Data shown -
################
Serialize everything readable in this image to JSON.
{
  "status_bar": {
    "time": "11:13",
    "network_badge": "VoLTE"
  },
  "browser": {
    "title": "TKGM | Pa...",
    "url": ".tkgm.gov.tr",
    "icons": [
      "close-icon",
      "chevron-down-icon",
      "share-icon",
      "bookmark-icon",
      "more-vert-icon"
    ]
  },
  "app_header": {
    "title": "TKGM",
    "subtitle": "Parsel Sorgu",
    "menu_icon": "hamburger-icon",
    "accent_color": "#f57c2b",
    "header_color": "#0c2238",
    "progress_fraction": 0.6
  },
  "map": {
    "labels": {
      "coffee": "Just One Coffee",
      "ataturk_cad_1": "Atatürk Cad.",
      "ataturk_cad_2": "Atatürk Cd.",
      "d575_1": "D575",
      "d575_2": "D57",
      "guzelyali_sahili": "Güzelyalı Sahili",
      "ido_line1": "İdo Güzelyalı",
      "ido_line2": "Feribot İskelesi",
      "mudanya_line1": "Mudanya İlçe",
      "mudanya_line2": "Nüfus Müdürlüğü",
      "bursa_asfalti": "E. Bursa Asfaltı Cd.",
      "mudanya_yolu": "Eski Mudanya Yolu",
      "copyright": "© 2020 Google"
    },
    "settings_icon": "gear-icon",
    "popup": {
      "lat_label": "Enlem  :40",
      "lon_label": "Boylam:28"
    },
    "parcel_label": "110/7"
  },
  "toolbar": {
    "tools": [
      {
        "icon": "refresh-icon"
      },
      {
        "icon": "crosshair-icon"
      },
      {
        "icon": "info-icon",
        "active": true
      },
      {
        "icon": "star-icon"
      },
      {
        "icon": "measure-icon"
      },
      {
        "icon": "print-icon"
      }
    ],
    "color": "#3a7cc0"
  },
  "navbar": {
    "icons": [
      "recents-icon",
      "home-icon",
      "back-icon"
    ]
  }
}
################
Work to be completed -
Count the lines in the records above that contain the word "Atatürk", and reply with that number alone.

Your solution -
2